The elder man spent his remaining 28 years searching in vain for the treasure.

In 1988, Cruise-Wilkins took up his father's hunt with the backing of American Robert Graf, who worked at a U.S. Navy satellite tracking station on the island.

But the two had ``a difference of opinion'' over how to conduct the search, and lacking funds, Cruise-Wilkins pulled out in 1993.

Graf gave up the search in March.

Now, Cruise-Wilkins has decided to once again walk in his father's footsteps.

``It's not only a treasure of gold, it's a treasure of knowledge, figuring out how these pirates thought,'' Cruise-Wilkins said. ``My father said the pirates re-educated him through all kinds of research work. It's the same for me.''

Cruise-Wilkins believes La Buse hid the treasure in the granite sea bed off Bel Ombre, using ropes, pulleys, horses and more than 200 men.

Hoping to sign a deal with the government by November, he has begun exploratory excavations to determine where to dig in the site he has mapped out.

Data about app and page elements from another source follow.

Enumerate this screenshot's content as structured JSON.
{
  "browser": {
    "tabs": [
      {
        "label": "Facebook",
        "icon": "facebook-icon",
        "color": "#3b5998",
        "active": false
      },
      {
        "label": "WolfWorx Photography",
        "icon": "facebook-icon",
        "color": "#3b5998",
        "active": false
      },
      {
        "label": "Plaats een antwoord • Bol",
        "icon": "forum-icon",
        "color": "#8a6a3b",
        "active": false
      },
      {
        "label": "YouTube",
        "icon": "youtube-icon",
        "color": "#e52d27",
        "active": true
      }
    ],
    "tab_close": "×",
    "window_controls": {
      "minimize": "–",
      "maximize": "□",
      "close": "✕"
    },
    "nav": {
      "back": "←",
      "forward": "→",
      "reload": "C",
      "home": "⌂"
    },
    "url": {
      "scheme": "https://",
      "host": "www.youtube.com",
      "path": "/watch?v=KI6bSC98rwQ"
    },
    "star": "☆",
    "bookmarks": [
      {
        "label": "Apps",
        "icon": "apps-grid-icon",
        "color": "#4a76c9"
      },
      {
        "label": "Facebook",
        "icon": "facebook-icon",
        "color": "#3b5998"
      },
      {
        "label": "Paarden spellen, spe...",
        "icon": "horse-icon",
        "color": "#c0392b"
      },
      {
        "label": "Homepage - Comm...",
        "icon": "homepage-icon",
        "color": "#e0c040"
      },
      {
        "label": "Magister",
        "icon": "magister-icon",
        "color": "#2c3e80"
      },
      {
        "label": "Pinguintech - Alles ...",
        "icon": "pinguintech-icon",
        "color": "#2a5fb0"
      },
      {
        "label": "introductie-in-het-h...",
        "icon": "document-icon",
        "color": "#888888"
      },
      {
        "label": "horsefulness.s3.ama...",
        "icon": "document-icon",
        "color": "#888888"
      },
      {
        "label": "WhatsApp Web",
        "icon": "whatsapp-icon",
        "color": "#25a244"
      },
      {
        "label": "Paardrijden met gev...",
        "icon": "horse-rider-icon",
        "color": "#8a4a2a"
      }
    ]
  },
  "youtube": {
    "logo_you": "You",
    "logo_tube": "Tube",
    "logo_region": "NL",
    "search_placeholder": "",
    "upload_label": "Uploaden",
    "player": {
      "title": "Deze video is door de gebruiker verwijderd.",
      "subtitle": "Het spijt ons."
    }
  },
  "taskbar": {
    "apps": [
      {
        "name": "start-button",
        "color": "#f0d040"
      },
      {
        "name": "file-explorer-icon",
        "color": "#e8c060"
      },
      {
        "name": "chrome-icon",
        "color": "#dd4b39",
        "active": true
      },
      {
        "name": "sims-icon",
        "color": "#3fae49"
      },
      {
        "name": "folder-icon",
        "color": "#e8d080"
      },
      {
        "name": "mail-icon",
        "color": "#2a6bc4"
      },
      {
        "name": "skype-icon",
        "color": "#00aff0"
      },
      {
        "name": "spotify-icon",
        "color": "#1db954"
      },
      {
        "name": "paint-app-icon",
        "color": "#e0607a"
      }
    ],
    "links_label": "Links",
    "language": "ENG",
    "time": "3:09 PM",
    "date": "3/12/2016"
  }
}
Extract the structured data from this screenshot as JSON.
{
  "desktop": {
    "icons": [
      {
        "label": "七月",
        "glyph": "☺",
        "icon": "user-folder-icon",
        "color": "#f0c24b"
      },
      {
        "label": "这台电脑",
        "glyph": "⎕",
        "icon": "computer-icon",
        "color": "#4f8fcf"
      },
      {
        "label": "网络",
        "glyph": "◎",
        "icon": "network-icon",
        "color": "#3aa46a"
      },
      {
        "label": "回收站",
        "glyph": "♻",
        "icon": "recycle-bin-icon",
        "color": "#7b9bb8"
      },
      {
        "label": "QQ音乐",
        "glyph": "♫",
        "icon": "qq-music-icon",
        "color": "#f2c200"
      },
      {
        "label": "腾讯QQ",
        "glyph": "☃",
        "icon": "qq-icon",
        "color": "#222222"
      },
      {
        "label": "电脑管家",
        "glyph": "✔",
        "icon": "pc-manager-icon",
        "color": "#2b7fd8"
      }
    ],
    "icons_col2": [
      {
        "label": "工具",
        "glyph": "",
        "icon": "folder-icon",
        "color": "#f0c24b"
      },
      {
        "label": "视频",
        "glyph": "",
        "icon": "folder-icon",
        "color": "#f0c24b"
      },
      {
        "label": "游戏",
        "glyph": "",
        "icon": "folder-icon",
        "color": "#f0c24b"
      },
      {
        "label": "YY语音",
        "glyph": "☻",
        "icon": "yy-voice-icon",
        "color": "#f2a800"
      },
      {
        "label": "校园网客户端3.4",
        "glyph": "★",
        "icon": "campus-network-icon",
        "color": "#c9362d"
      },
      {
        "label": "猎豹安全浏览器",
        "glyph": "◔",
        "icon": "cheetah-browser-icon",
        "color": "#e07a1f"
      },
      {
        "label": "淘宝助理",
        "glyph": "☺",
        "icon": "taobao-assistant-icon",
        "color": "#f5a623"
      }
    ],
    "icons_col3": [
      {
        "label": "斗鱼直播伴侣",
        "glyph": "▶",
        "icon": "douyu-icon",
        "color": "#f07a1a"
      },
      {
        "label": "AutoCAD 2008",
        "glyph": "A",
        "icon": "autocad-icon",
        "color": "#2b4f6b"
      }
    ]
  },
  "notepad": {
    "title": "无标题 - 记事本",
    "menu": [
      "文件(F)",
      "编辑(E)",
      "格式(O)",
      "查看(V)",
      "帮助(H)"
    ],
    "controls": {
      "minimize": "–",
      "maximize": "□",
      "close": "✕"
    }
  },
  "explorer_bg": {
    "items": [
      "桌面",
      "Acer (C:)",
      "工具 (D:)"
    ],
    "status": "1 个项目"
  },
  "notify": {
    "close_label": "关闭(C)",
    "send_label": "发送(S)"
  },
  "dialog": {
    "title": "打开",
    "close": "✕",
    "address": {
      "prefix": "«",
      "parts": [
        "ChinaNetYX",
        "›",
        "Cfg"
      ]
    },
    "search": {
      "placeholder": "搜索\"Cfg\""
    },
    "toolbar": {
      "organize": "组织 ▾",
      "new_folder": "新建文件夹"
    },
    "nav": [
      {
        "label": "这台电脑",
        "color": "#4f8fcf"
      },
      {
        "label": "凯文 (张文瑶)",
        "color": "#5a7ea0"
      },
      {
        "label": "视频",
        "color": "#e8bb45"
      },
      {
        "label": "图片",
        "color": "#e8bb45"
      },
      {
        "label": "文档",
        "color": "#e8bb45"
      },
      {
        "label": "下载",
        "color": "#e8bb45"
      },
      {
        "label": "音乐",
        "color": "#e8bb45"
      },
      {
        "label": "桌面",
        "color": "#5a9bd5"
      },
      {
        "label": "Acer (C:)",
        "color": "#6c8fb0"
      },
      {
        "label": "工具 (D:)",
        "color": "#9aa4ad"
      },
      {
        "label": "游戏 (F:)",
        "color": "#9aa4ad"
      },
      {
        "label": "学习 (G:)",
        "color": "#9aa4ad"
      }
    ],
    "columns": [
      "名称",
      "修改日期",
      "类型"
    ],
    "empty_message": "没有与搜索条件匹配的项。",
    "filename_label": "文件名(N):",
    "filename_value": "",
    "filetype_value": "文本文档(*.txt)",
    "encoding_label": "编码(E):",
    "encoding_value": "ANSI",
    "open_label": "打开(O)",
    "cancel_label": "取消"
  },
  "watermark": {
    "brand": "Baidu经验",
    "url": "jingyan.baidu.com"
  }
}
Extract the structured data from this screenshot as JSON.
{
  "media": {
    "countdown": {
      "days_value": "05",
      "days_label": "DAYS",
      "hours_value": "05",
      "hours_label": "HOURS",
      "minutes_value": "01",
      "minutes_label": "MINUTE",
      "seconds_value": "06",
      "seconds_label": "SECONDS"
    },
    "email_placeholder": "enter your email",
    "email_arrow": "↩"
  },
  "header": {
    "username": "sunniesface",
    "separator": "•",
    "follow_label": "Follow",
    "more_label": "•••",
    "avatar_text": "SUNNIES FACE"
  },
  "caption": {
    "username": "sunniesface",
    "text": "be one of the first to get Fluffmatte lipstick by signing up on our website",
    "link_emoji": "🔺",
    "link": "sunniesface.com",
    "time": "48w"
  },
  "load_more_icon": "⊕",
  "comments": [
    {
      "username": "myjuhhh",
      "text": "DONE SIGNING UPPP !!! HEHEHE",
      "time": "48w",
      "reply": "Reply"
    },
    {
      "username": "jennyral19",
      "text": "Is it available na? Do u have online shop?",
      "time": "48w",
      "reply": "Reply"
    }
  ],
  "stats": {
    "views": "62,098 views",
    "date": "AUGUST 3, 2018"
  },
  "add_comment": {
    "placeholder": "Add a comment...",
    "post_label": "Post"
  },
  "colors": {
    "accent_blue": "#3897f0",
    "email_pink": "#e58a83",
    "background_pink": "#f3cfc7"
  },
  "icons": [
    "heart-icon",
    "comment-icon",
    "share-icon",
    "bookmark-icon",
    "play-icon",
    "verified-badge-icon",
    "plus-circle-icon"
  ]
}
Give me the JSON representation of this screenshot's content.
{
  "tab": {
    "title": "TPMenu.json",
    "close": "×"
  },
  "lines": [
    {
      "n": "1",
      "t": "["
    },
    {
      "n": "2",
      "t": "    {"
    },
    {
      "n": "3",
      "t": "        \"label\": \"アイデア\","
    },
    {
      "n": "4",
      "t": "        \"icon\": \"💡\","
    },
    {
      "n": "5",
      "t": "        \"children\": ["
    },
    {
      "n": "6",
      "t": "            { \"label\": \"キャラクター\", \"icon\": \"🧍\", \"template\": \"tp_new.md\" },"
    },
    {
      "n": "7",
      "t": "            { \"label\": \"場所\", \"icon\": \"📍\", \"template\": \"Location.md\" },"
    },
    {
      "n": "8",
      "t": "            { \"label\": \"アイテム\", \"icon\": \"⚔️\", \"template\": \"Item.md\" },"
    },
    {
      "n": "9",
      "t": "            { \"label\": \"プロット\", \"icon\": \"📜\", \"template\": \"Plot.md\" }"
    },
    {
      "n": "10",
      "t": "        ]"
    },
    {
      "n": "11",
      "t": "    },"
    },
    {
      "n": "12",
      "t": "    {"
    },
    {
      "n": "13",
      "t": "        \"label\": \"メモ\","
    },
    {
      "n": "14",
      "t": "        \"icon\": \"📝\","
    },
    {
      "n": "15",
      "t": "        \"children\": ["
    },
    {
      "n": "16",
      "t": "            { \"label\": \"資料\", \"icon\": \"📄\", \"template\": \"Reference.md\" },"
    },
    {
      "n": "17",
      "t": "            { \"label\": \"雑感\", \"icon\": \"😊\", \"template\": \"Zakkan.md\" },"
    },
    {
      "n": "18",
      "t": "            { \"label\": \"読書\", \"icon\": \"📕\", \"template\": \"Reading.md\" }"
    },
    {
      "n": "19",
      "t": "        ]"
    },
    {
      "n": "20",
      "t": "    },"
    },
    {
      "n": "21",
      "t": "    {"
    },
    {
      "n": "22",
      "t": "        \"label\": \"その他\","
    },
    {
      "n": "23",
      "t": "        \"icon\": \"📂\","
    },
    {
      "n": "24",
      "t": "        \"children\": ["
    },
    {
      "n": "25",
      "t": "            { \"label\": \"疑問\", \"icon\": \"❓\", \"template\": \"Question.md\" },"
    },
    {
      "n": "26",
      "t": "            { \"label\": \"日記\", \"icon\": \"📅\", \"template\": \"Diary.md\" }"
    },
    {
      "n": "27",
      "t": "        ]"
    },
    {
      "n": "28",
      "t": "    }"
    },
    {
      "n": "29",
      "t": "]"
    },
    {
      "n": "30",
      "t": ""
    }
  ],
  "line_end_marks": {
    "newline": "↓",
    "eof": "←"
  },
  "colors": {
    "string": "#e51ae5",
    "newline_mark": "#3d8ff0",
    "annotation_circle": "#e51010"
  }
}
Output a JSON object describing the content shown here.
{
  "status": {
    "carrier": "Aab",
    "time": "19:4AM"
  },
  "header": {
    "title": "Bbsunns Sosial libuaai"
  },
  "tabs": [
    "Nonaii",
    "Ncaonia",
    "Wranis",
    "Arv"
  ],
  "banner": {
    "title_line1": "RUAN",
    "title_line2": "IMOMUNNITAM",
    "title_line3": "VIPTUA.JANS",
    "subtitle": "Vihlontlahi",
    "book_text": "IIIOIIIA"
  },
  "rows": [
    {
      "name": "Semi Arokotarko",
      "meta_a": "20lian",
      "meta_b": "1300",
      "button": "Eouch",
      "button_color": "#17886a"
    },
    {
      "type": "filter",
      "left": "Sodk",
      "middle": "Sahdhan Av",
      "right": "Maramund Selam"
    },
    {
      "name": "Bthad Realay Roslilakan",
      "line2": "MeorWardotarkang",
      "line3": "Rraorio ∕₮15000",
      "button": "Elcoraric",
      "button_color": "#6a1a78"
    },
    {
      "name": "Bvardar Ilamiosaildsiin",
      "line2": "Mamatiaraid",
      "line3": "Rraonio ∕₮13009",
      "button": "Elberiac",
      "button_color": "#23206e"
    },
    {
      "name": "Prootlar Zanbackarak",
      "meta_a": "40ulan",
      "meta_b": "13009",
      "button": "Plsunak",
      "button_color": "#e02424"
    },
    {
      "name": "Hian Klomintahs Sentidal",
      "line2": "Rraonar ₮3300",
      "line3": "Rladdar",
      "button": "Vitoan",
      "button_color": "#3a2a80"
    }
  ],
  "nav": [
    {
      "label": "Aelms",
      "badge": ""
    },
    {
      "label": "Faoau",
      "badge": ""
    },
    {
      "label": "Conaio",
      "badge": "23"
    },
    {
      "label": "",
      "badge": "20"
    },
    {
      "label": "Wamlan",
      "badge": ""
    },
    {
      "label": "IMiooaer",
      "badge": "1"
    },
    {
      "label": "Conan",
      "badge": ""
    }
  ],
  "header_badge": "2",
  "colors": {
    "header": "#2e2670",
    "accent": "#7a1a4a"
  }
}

By then, he hopes to have raised $50,000 to $60,000 for the work _ approximately a quarter of what he believes he needs in order to find the treasure before the 21st century.